What does this Mean?

On Friday, the Federal Court of Appeal made a ruling. It upheld a previous decision in favour of the Competition Bureau’s efforts to reverse the current policy. This could allow real estate websites to disclose much more detailed sales information to the public. A release by the Commissioner of Competition believes: “Today’s decision is an important win for competition and for consumers — it paves the way for much-needed innovation in the real estate industry“. In lieu of this decision, The Toronto Real Estate Board has reiterated their intention. They continue the fight by seeking leave to appeal this decision to the Supreme Court, arguing that “personal financial information of home buyers and sellers must continue to be safely used and disclosed”.  

Toronto Home Sale Prices Are About to Be Public

It is my opinion that the position TREB is taking is out of step with the times. Ultimately, it’s only a question of time that this information will be made open to the public. I agree with the Federal Court of Appeal’s decision. Additionally, I support the publishing of sold and historical data in the public domain. However, a lot can happen from the time an offer is accepted to when the transaction closes. In fact, deals can fall apart or not close for a host of reasons. I do not think the sale information should be public until it is a true historical comparable. This means, when funds and keys are exchanged. Anything short of that could put a seller in an adverse position in the event that a deal is unsuccessful. In the neighbouring U.S., home sales information is already public. Businesses like Zillow have flourished in providing consumers with in-depth market information, valuations and data. All of which, Canadians currently do not have access to. There is an assumption that the real reason TREB is fighting this long-standing dispute is to protect the position that realtors have. The privilege is in being the “gatekeepers” of information. In my opinion, this reasoning seems utter nonsense.  

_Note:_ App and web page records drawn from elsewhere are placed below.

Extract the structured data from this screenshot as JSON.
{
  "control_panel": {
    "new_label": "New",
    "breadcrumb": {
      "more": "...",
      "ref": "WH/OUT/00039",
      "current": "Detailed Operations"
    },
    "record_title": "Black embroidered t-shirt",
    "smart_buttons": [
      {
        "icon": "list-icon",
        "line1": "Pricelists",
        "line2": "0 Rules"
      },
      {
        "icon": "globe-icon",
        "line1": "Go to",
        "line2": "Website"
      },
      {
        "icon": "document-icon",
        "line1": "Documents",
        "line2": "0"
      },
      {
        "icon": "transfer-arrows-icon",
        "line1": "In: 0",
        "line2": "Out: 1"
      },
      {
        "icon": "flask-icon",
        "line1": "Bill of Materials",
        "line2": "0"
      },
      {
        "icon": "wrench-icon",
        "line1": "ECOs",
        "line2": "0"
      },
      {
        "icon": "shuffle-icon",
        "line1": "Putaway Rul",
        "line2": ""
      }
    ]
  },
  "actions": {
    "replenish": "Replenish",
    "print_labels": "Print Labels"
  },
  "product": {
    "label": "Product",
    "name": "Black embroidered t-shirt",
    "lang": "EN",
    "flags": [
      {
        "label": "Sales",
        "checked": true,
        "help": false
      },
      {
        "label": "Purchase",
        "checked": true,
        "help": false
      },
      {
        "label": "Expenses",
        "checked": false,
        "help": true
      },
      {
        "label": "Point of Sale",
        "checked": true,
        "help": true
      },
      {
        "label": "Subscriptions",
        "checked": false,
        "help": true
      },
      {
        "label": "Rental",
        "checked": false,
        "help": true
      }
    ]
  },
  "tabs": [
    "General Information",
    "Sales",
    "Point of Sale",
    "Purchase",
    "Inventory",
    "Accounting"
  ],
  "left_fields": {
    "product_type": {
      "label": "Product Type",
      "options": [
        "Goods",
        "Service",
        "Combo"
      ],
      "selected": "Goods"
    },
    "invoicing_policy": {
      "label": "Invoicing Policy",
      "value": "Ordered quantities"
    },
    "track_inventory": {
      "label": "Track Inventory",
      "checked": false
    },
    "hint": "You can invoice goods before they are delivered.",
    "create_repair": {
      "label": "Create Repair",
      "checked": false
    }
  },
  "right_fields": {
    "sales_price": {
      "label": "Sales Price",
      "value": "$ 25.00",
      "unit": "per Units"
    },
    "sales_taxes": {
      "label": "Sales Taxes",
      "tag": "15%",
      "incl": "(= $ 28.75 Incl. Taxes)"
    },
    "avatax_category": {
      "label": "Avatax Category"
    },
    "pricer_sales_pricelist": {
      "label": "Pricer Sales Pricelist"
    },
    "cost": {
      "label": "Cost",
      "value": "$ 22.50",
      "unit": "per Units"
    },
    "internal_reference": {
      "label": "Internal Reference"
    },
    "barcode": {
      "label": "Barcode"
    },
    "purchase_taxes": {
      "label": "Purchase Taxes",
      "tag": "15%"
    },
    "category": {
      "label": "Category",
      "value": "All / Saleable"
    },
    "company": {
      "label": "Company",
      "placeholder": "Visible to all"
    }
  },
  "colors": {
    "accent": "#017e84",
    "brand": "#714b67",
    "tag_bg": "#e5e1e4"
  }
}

Working With a Realtor

This situation brings to mind a time when a good friend of mine set out to purchase their second property. I will never forget our initial conversation. My friend (a Google Executive) illustrated a time where Google or another competitor would take over the real estate industry. This would make realtors all but obsolete. Surely there could be an algorithm in the not-so-distant future to solve any problem, including finding a home. After a year-long exhaustive search, he finally settled on a property. I will always remember the conversation we had upon his property closing. He thanked me and recanted his earlier prediction by stating “the guidance, experience, service, negotiating skills and support that Fox Marin provided was something that could never be replaced by the presentation of raw data alone”.  

Toronto Sale Prices as Public Will Raise the Bar

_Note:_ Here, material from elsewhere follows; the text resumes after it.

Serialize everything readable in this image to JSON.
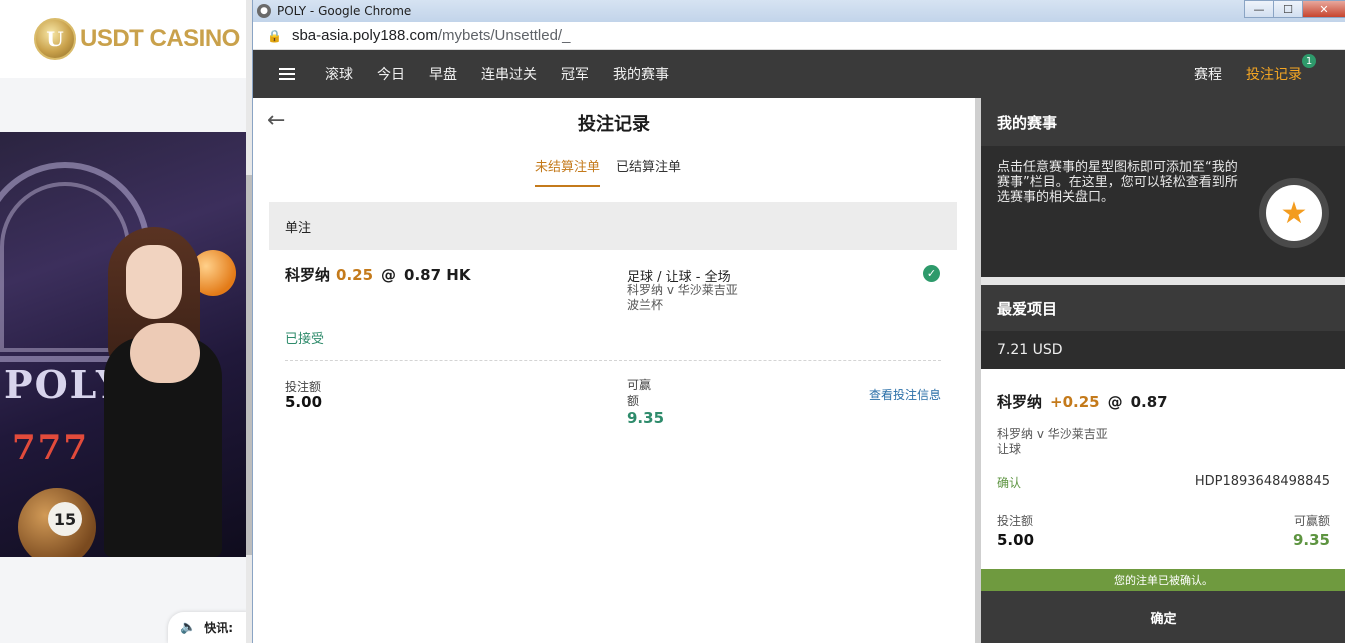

If you are a service provider/consultant and you can add significant value to a transaction, no matter what the industry, you will ultimately thrive in any climate. From the time that home sale information was public in the U.S., there was no real decline in the number of transactions that realtors were involved in. In fact, commission rates did not drop. When home sale information is inevitably public here in Toronto and the rest of the country, the only agents who should be fearful are the ones whose only value is to provide data currently not accessible to the public. The Toronto Real Estate Board has over 45,000 members. When this information is public, I believe it will only help to raise the bar and level of service in our industry. It will ultimately create a presence of competition.   — This article is written by Ralph Fox, Broker of Record and Managing Partner here at Fox Marin Associates. Ralph is a Torontonian native who recognized from an early age that the most successful people in life apply long-term thinking to their investments, relationships, and life goals. It’s this philosophy, along with his lifelong entrepreneurial drive and exceptional business instincts that help to establish Ralph as a top agent in the real estate market in downtown Toronto.